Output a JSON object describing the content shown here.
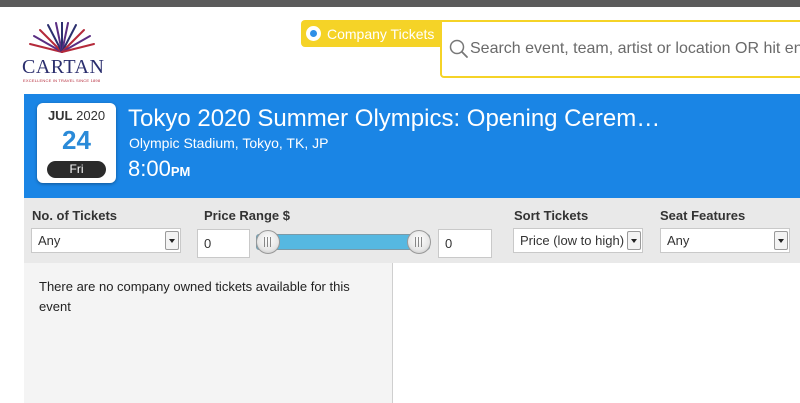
{
  "logo": {
    "brand": "CARTAN",
    "tagline": "EXCELLENCE IN TRAVEL SINCE 1898",
    "colors": {
      "navy": "#2b2f6e",
      "red": "#b52a3a",
      "purple": "#5a2d82"
    }
  },
  "search": {
    "mode_label": "Company Tickets",
    "placeholder": "Search event, team, artist or location OR hit enter to"
  },
  "event": {
    "month": "JUL",
    "year": "2020",
    "day": "24",
    "weekday": "Fri",
    "title": "Tokyo 2020 Summer Olympics: Opening Cerem…",
    "venue": "Olympic Stadium, Tokyo, TK, JP",
    "time": "8:00",
    "ampm": "PM"
  },
  "filters": {
    "num_tickets": {
      "label": "No. of Tickets",
      "value": "Any"
    },
    "price_range": {
      "label": "Price Range $",
      "min": "0",
      "max": "0"
    },
    "sort": {
      "label": "Sort Tickets",
      "value": "Price (low to high)"
    },
    "seat_features": {
      "label": "Seat Features",
      "value": "Any"
    }
  },
  "results": {
    "message": "There are no company owned tickets available for this event"
  },
  "colors": {
    "banner": "#1a85e5",
    "accent_yellow": "#f5d327",
    "slider": "#56b8e1",
    "topbar": "#5b5b5b"
  }
}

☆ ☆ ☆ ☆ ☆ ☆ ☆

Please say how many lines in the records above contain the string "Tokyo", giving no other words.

2